Recently pulled off of the Dreamcast release calendars and now slated for a PS2 release, Guilty Gear X is finally coming to the States, via none other than Sammy Entertainment. Proof positive of this is the 85 percent complete port of the game received today. Essentially, the game seems to be in final form; the only aspect yet to be fully fleshed out is the in-game text, according to Sammy.
Our initial impression is that the game seems to have made the jump unscathed. While we have yet to examine both the Japanese Dreamcast version and this latest PS2 burn side by side, neither the best-of-the-breed high-res characters nor the bright effects they produce seem any worse for wear. No performance-related hit is evident either, as everything is moving just as swiftly and fluidly as it did on the Dreamcast. Developer Arc Systems has apparently worked all the technical wizardry required to make the game work effectively on the PS2.
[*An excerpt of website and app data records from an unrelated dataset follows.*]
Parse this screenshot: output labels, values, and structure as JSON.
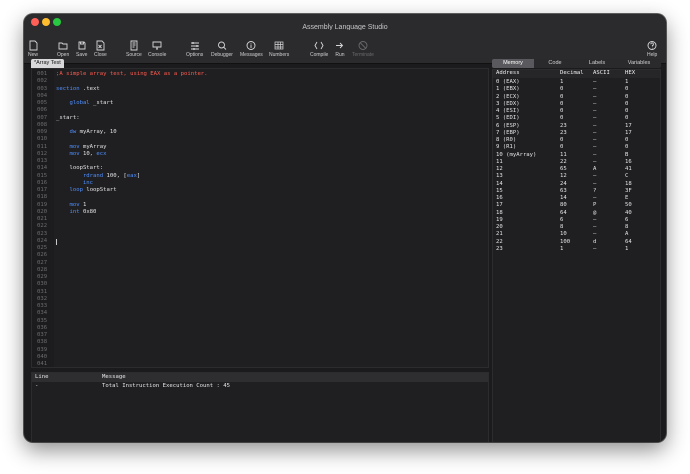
{
  "app": {
    "title": "Assembly Language Studio",
    "tab": "*Array Test"
  },
  "toolbar": [
    {
      "label": "New",
      "icon": "new-document-icon"
    },
    {
      "label": "Open",
      "icon": "folder-icon"
    },
    {
      "label": "Save",
      "icon": "save-icon"
    },
    {
      "label": "Close",
      "icon": "close-document-icon"
    },
    {
      "label": "Source",
      "icon": "source-icon"
    },
    {
      "label": "Console",
      "icon": "monitor-icon"
    },
    {
      "label": "Options",
      "icon": "options-icon"
    },
    {
      "label": "Debugger",
      "icon": "debugger-icon"
    },
    {
      "label": "Messages",
      "icon": "info-icon"
    },
    {
      "label": "Numbers",
      "icon": "numbers-icon"
    },
    {
      "label": "Compile",
      "icon": "compile-icon"
    },
    {
      "label": "Run",
      "icon": "run-icon"
    },
    {
      "label": "Terminate",
      "icon": "terminate-icon"
    },
    {
      "label": "Help",
      "icon": "help-icon"
    }
  ],
  "colors": {
    "comment": "#ff5b4f",
    "keyword": "#4f8fff",
    "register": "#e2e2e4"
  },
  "editor": {
    "lines": [
      {
        "num": "001",
        "parts": [
          {
            "t": ";A simple array test, using EAX as a pointer.",
            "c": "comment"
          }
        ]
      },
      {
        "num": "002",
        "parts": []
      },
      {
        "num": "003",
        "parts": [
          {
            "t": "section",
            "c": "keyword"
          },
          {
            "t": " .text",
            "c": "plain"
          }
        ]
      },
      {
        "num": "004",
        "parts": []
      },
      {
        "num": "005",
        "parts": [
          {
            "t": "    global",
            "c": "keyword"
          },
          {
            "t": " _start",
            "c": "plain"
          }
        ]
      },
      {
        "num": "006",
        "parts": []
      },
      {
        "num": "007",
        "parts": [
          {
            "t": "_start:",
            "c": "plain"
          }
        ]
      },
      {
        "num": "008",
        "parts": []
      },
      {
        "num": "009",
        "parts": [
          {
            "t": "    dw",
            "c": "keyword"
          },
          {
            "t": " myArray, 10",
            "c": "plain"
          }
        ]
      },
      {
        "num": "010",
        "parts": []
      },
      {
        "num": "011",
        "parts": [
          {
            "t": "    mov",
            "c": "keyword"
          },
          {
            "t": " myArray",
            "c": "plain"
          }
        ]
      },
      {
        "num": "012",
        "parts": [
          {
            "t": "    mov",
            "c": "keyword"
          },
          {
            "t": " 10, ",
            "c": "plain"
          },
          {
            "t": "ecx",
            "c": "keyword"
          }
        ]
      },
      {
        "num": "013",
        "parts": []
      },
      {
        "num": "014",
        "parts": [
          {
            "t": "    loopStart:",
            "c": "plain"
          }
        ]
      },
      {
        "num": "015",
        "parts": [
          {
            "t": "        rdrand",
            "c": "keyword"
          },
          {
            "t": " 100, [",
            "c": "plain"
          },
          {
            "t": "eax",
            "c": "keyword"
          },
          {
            "t": "]",
            "c": "plain"
          }
        ]
      },
      {
        "num": "016",
        "parts": [
          {
            "t": "        inc",
            "c": "keyword"
          }
        ]
      },
      {
        "num": "017",
        "parts": [
          {
            "t": "    loop",
            "c": "keyword"
          },
          {
            "t": " loopStart",
            "c": "plain"
          }
        ]
      },
      {
        "num": "018",
        "parts": []
      },
      {
        "num": "019",
        "parts": [
          {
            "t": "    mov",
            "c": "keyword"
          },
          {
            "t": " 1",
            "c": "plain"
          }
        ]
      },
      {
        "num": "020",
        "parts": [
          {
            "t": "    int",
            "c": "keyword"
          },
          {
            "t": " 0x80",
            "c": "plain"
          }
        ]
      },
      {
        "num": "021",
        "parts": []
      },
      {
        "num": "022",
        "parts": []
      },
      {
        "num": "023",
        "parts": []
      },
      {
        "num": "024",
        "parts": []
      },
      {
        "num": "025",
        "parts": []
      },
      {
        "num": "026",
        "parts": []
      },
      {
        "num": "027",
        "parts": []
      },
      {
        "num": "028",
        "parts": []
      },
      {
        "num": "029",
        "parts": []
      },
      {
        "num": "030",
        "parts": []
      },
      {
        "num": "031",
        "parts": []
      },
      {
        "num": "032",
        "parts": []
      },
      {
        "num": "033",
        "parts": []
      },
      {
        "num": "034",
        "parts": []
      },
      {
        "num": "035",
        "parts": []
      },
      {
        "num": "036",
        "parts": []
      },
      {
        "num": "037",
        "parts": []
      },
      {
        "num": "038",
        "parts": []
      },
      {
        "num": "039",
        "parts": []
      },
      {
        "num": "040",
        "parts": []
      },
      {
        "num": "041",
        "parts": []
      }
    ]
  },
  "messages": {
    "headers": {
      "line": "Line",
      "message": "Message"
    },
    "rows": [
      {
        "line": "-",
        "message": "Total Instruction Execution Count : 45"
      }
    ]
  },
  "right_tabs": [
    {
      "label": "Memory",
      "active": true
    },
    {
      "label": "Code",
      "active": false
    },
    {
      "label": "Labels",
      "active": false
    },
    {
      "label": "Variables",
      "active": false
    }
  ],
  "memory": {
    "headers": {
      "address": "Address",
      "decimal": "Decimal",
      "ascii": "ASCII",
      "hex": "HEX"
    },
    "rows": [
      {
        "address": "0 (EAX)",
        "decimal": "1",
        "ascii": "–",
        "hex": "1"
      },
      {
        "address": "1 (EBX)",
        "decimal": "0",
        "ascii": "–",
        "hex": "0"
      },
      {
        "address": "2 (ECX)",
        "decimal": "0",
        "ascii": "–",
        "hex": "0"
      },
      {
        "address": "3 (EDX)",
        "decimal": "0",
        "ascii": "–",
        "hex": "0"
      },
      {
        "address": "4 (ESI)",
        "decimal": "0",
        "ascii": "–",
        "hex": "0"
      },
      {
        "address": "5 (EDI)",
        "decimal": "0",
        "ascii": "–",
        "hex": "0"
      },
      {
        "address": "6 (ESP)",
        "decimal": "23",
        "ascii": "–",
        "hex": "17"
      },
      {
        "address": "7 (EBP)",
        "decimal": "23",
        "ascii": "–",
        "hex": "17"
      },
      {
        "address": "8 (R0)",
        "decimal": "0",
        "ascii": "–",
        "hex": "0"
      },
      {
        "address": "9 (R1)",
        "decimal": "0",
        "ascii": "–",
        "hex": "0"
      },
      {
        "address": "10 (myArray)",
        "decimal": "11",
        "ascii": "–",
        "hex": "B"
      },
      {
        "address": "11",
        "decimal": "22",
        "ascii": "–",
        "hex": "16"
      },
      {
        "address": "12",
        "decimal": "65",
        "ascii": "A",
        "hex": "41"
      },
      {
        "address": "13",
        "decimal": "12",
        "ascii": "–",
        "hex": "C"
      },
      {
        "address": "14",
        "decimal": "24",
        "ascii": "–",
        "hex": "18"
      },
      {
        "address": "15",
        "decimal": "63",
        "ascii": "?",
        "hex": "3F"
      },
      {
        "address": "16",
        "decimal": "14",
        "ascii": "–",
        "hex": "E"
      },
      {
        "address": "17",
        "decimal": "80",
        "ascii": "P",
        "hex": "50"
      },
      {
        "address": "18",
        "decimal": "64",
        "ascii": "@",
        "hex": "40"
      },
      {
        "address": "19",
        "decimal": "6",
        "ascii": "–",
        "hex": "6"
      },
      {
        "address": "20",
        "decimal": "8",
        "ascii": "–",
        "hex": "8"
      },
      {
        "address": "21",
        "decimal": "10",
        "ascii": "–",
        "hex": "A"
      },
      {
        "address": "22",
        "decimal": "100",
        "ascii": "d",
        "hex": "64"
      },
      {
        "address": "23",
        "decimal": "1",
        "ascii": "–",
        "hex": "1"
      }
    ]
  }
}
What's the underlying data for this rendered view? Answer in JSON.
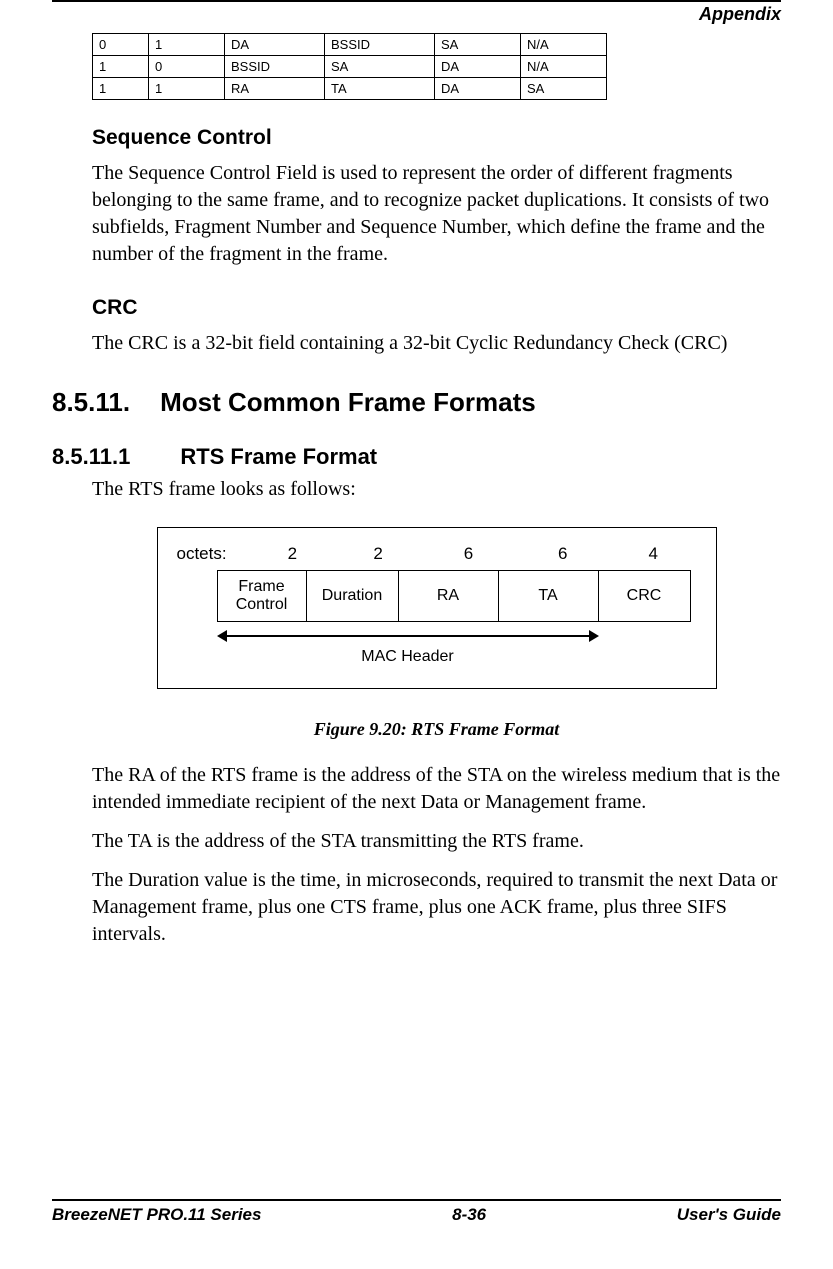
{
  "header": {
    "label": "Appendix"
  },
  "addr_table": {
    "rows": [
      [
        "0",
        "1",
        "DA",
        "BSSID",
        "SA",
        "N/A"
      ],
      [
        "1",
        "0",
        "BSSID",
        "SA",
        "DA",
        "N/A"
      ],
      [
        "1",
        "1",
        "RA",
        "TA",
        "DA",
        "SA"
      ]
    ]
  },
  "sequence_control": {
    "heading": "Sequence Control",
    "body": "The Sequence Control Field is used to represent the order of different fragments belonging to the same frame, and to recognize packet duplications. It consists of two subfields, Fragment Number and Sequence Number, which define the frame and the number of the fragment in the frame."
  },
  "crc": {
    "heading": "CRC",
    "body": "The CRC is a 32-bit field containing a 32-bit Cyclic Redundancy Check (CRC)"
  },
  "section": {
    "num": "8.5.11.",
    "title": "Most Common Frame Formats"
  },
  "subsection": {
    "num": "8.5.11.1",
    "title": "RTS Frame Format",
    "intro": "The RTS frame looks as follows:"
  },
  "rts_figure": {
    "octets_label": "octets:",
    "octets": [
      "2",
      "2",
      "6",
      "6",
      "4"
    ],
    "fields": [
      "Frame\nControl",
      "Duration",
      "RA",
      "TA",
      "CRC"
    ],
    "mac_header_label": "MAC Header"
  },
  "figure_caption": "Figure 9.20: RTS Frame Format",
  "paragraphs": {
    "p1": "The RA of the RTS frame is the address of the STA on the wireless medium that is the intended immediate recipient of the next Data or Management frame.",
    "p2": "The TA is the address of the STA transmitting the RTS frame.",
    "p3": "The Duration value is the time, in microseconds, required to transmit the next Data or Management frame, plus one CTS frame, plus one ACK frame, plus three SIFS intervals."
  },
  "footer": {
    "left": "BreezeNET PRO.11 Series",
    "center": "8-36",
    "right": "User's Guide"
  }
}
Guilty Gear X is a 2D fighter with Street Fighter 3's pacing, combined with some of the livelier elements of Capcom's "versus" games. The characters you play as are usually armed with melee weapons, though some wield magical powers or, often, extensions of their own bodies, as substitutions. The game is designed around a four-button scheme, which lets you punch, kick, and deliver light and heavy slashes--"slashes" generally means attacks delivered by whichever weapon the character wields. In addition to standard supermoves, Guilty Gear X lets you access crazy one-hit kill moves. Referred to by some as "destroyers," these moves are quite deadly, though not very easy to pull off. First, you have to sufficiently charge your supermeter and switch to tension mode (during which your superbar gradually depletes). While the meter is depleting, you have to perform the sequence (something along the lines of double fireball plus punch, and such) and connect the attack. Only by scoring a direct hit will the instant kill take effect. And even if it does, you'll only win the round (as opposed to the whole match, as in the original Guilty Gear). Instant kills aside, GGX benefits from many of the game mechanics we expect from modern 2D fighters. Various defensive moves are included--dead angles and fortress defenses, specifically--which mix up the turtle game a bit. The former is more of a traditional counter, while the latter musters a sort of uberdefense, which saves you from taking block damage. Fighters can also recover while in the air, and all manner of juggles and air combos are possible. Finally, Arc Systems has mixed up things a bit by including a mechanic called "roman cancels." Similar, in a sense, to the Marvel vs. Capcom 2's team cancels, this mechanic lets you cancel a move halfway through its animation, granting you full recovery and the ability to enter in another's command midway through. All at the cost of half your tension, of course.
We can wax at length about how great Guilty Gear X looks, but we'll let the hearty media update we've put together do that for us. We'll take a closer look at the game as the week progresses, however, so look to us next week for a full preview. In the meantime, enjoy the screens and movies, and scope our